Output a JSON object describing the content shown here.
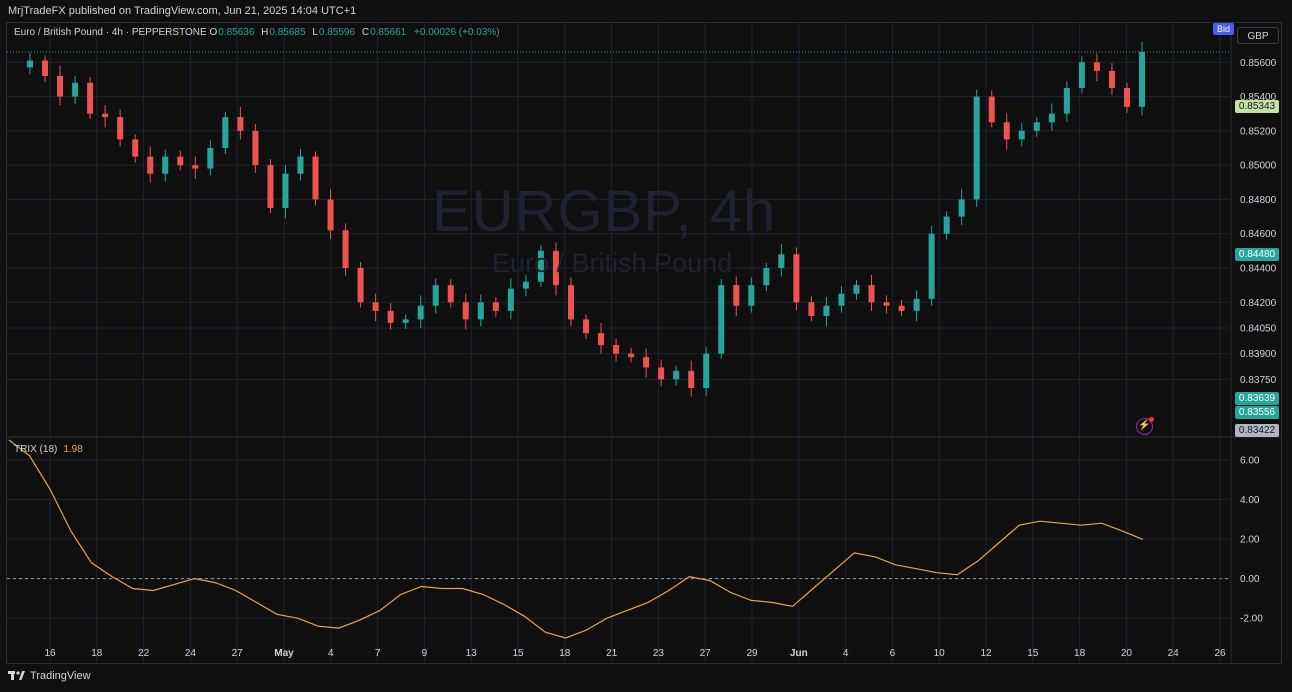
{
  "header": {
    "published": "MrjTradeFX published on TradingView.com, Jun 21, 2025 14:04 UTC+1"
  },
  "legend": {
    "symbol": "Euro / British Pound · 4h · PEPPERSTONE",
    "o_label": "O",
    "o_value": "0.85636",
    "h_label": "H",
    "h_value": "0.85685",
    "l_label": "L",
    "l_value": "0.85596",
    "c_label": "C",
    "c_value": "0.85661",
    "change": "+0.00026 (+0.03%)"
  },
  "watermark": {
    "ticker": "EURGBP, 4h",
    "name": "Euro / British Pound"
  },
  "currency": "GBP",
  "bid_label": "Bid",
  "trix_legend": {
    "name": "TRIX (18)",
    "value": "1.98"
  },
  "price_badges": [
    {
      "text": "0.85343",
      "value": 0.85343,
      "bg": "#c5e1a5",
      "fg": "#131722"
    },
    {
      "text": "0.84480",
      "value": 0.8448,
      "bg": "#26a69a",
      "fg": "#ffffff"
    },
    {
      "text": "0.83639",
      "value": 0.83639,
      "bg": "#26a69a",
      "fg": "#ffffff"
    },
    {
      "text": "0.83556",
      "value": 0.83556,
      "bg": "#26a69a",
      "fg": "#ffffff"
    },
    {
      "text": "0.83422",
      "value": 0.83422,
      "bg": "#b2b5be",
      "fg": "#131722"
    }
  ],
  "footer": {
    "brand": "TradingView"
  },
  "colors": {
    "up": "#26a69a",
    "down": "#ef5350",
    "trix": "#e5a35b",
    "grid": "#1e2130",
    "text": "#d1d4dc"
  },
  "chart_data": [
    {
      "type": "candlestick",
      "title": "EURGBP, 4h",
      "ylim": [
        0.8342,
        0.8573
      ],
      "y_ticks": [
        "0.85600",
        "0.85400",
        "0.85200",
        "0.85000",
        "0.84800",
        "0.84600",
        "0.84400",
        "0.84200",
        "0.84050",
        "0.83900",
        "0.83750"
      ],
      "x_ticks": [
        "16",
        "18",
        "22",
        "24",
        "27",
        "May",
        "4",
        "7",
        "9",
        "13",
        "15",
        "18",
        "21",
        "23",
        "27",
        "29",
        "Jun",
        "4",
        "6",
        "10",
        "12",
        "15",
        "18",
        "20",
        "24",
        "26"
      ],
      "grid": true,
      "series": [
        {
          "name": "close",
          "values": [
            0.8561,
            0.8552,
            0.854,
            0.8548,
            0.853,
            0.8528,
            0.8515,
            0.8505,
            0.8495,
            0.8505,
            0.85,
            0.8498,
            0.851,
            0.8528,
            0.852,
            0.85,
            0.8475,
            0.8495,
            0.8505,
            0.848,
            0.8462,
            0.844,
            0.842,
            0.8415,
            0.8408,
            0.841,
            0.8418,
            0.843,
            0.842,
            0.841,
            0.842,
            0.8415,
            0.8428,
            0.8432,
            0.845,
            0.843,
            0.841,
            0.8402,
            0.8395,
            0.839,
            0.8388,
            0.8382,
            0.8375,
            0.838,
            0.837,
            0.839,
            0.843,
            0.8418,
            0.843,
            0.844,
            0.8448,
            0.842,
            0.8412,
            0.8418,
            0.8425,
            0.843,
            0.842,
            0.8418,
            0.8415,
            0.8422,
            0.846,
            0.847,
            0.848,
            0.854,
            0.8525,
            0.8515,
            0.852,
            0.8525,
            0.853,
            0.8545,
            0.856,
            0.8555,
            0.8545,
            0.8534,
            0.8566
          ]
        }
      ]
    },
    {
      "type": "line",
      "title": "TRIX (18)",
      "ylim": [
        -3.2,
        7.0
      ],
      "y_ticks": [
        "6.00",
        "4.00",
        "2.00",
        "0.00",
        "-2.00"
      ],
      "zero_line": true,
      "series": [
        {
          "name": "TRIX (18)",
          "values": [
            7.0,
            6.2,
            4.5,
            2.4,
            0.8,
            0.1,
            -0.5,
            -0.6,
            -0.3,
            0.0,
            -0.2,
            -0.6,
            -1.2,
            -1.8,
            -2.0,
            -2.4,
            -2.5,
            -2.1,
            -1.6,
            -0.8,
            -0.4,
            -0.5,
            -0.5,
            -0.8,
            -1.3,
            -1.9,
            -2.7,
            -3.0,
            -2.6,
            -2.0,
            -1.6,
            -1.2,
            -0.6,
            0.1,
            -0.1,
            -0.7,
            -1.1,
            -1.2,
            -1.4,
            -0.5,
            0.4,
            1.3,
            1.1,
            0.7,
            0.5,
            0.3,
            0.2,
            0.9,
            1.8,
            2.7,
            2.9,
            2.8,
            2.7,
            2.8,
            2.4,
            1.98
          ]
        }
      ]
    }
  ]
}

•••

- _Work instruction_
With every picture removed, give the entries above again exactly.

- _Final answer_
Output a JSON object describing the content shown here.
{
  "header": {
    "published": "MrjTradeFX published on TradingView.com, Jun 21, 2025 14:04 UTC+1"
  },
  "legend": {
    "symbol": "Euro / British Pound · 4h · PEPPERSTONE",
    "o_label": "O",
    "o_value": "0.85636",
    "h_label": "H",
    "h_value": "0.85685",
    "l_label": "L",
    "l_value": "0.85596",
    "c_label": "C",
    "c_value": "0.85661",
    "change": "+0.00026 (+0.03%)"
  },
  "watermark": {
    "ticker": "EURGBP, 4h",
    "name": "Euro / British Pound"
  },
  "currency": "GBP",
  "bid_label": "Bid",
  "trix_legend": {
    "name": "TRIX (18)",
    "value": "1.98"
  },
  "price_badges": [
    {
      "text": "0.85343",
      "value": 0.85343,
      "bg": "#c5e1a5",
      "fg": "#131722"
    },
    {
      "text": "0.84480",
      "value": 0.8448,
      "bg": "#26a69a",
      "fg": "#ffffff"
    },
    {
      "text": "0.83639",
      "value": 0.83639,
      "bg": "#26a69a",
      "fg": "#ffffff"
    },
    {
      "text": "0.83556",
      "value": 0.83556,
      "bg": "#26a69a",
      "fg": "#ffffff"
    },
    {
      "text": "0.83422",
      "value": 0.83422,
      "bg": "#b2b5be",
      "fg": "#131722"
    }
  ],
  "footer": {
    "brand": "TradingView"
  },
  "colors": {
    "up": "#26a69a",
    "down": "#ef5350",
    "trix": "#e5a35b",
    "grid": "#1e2130",
    "text": "#d1d4dc"
  },
  "chart_data": [
    {
      "type": "candlestick",
      "title": "EURGBP, 4h",
      "ylim": [
        0.8342,
        0.8573
      ],
      "y_ticks": [
        "0.85600",
        "0.85400",
        "0.85200",
        "0.85000",
        "0.84800",
        "0.84600",
        "0.84400",
        "0.84200",
        "0.84050",
        "0.83900",
        "0.83750"
      ],
      "x_ticks": [
        "16",
        "18",
        "22",
        "24",
        "27",
        "May",
        "4",
        "7",
        "9",
        "13",
        "15",
        "18",
        "21",
        "23",
        "27",
        "29",
        "Jun",
        "4",
        "6",
        "10",
        "12",
        "15",
        "18",
        "20",
        "24",
        "26"
      ],
      "grid": true,
      "series": [
        {
          "name": "close",
          "values": [
            0.8561,
            0.8552,
            0.854,
            0.8548,
            0.853,
            0.8528,
            0.8515,
            0.8505,
            0.8495,
            0.8505,
            0.85,
            0.8498,
            0.851,
            0.8528,
            0.852,
            0.85,
            0.8475,
            0.8495,
            0.8505,
            0.848,
            0.8462,
            0.844,
            0.842,
            0.8415,
            0.8408,
            0.841,
            0.8418,
            0.843,
            0.842,
            0.841,
            0.842,
            0.8415,
            0.8428,
            0.8432,
            0.845,
            0.843,
            0.841,
            0.8402,
            0.8395,
            0.839,
            0.8388,
            0.8382,
            0.8375,
            0.838,
            0.837,
            0.839,
            0.843,
            0.8418,
            0.843,
            0.844,
            0.8448,
            0.842,
            0.8412,
            0.8418,
            0.8425,
            0.843,
            0.842,
            0.8418,
            0.8415,
            0.8422,
            0.846,
            0.847,
            0.848,
            0.854,
            0.8525,
            0.8515,
            0.852,
            0.8525,
            0.853,
            0.8545,
            0.856,
            0.8555,
            0.8545,
            0.8534,
            0.8566
          ]
        }
      ]
    },
    {
      "type": "line",
      "title": "TRIX (18)",
      "ylim": [
        -3.2,
        7.0
      ],
      "y_ticks": [
        "6.00",
        "4.00",
        "2.00",
        "0.00",
        "-2.00"
      ],
      "zero_line": true,
      "series": [
        {
          "name": "TRIX (18)",
          "values": [
            7.0,
            6.2,
            4.5,
            2.4,
            0.8,
            0.1,
            -0.5,
            -0.6,
            -0.3,
            0.0,
            -0.2,
            -0.6,
            -1.2,
            -1.8,
            -2.0,
            -2.4,
            -2.5,
            -2.1,
            -1.6,
            -0.8,
            -0.4,
            -0.5,
            -0.5,
            -0.8,
            -1.3,
            -1.9,
            -2.7,
            -3.0,
            -2.6,
            -2.0,
            -1.6,
            -1.2,
            -0.6,
            0.1,
            -0.1,
            -0.7,
            -1.1,
            -1.2,
            -1.4,
            -0.5,
            0.4,
            1.3,
            1.1,
            0.7,
            0.5,
            0.3,
            0.2,
            0.9,
            1.8,
            2.7,
            2.9,
            2.8,
            2.7,
            2.8,
            2.4,
            1.98
          ]
        }
      ]
    }
  ]
}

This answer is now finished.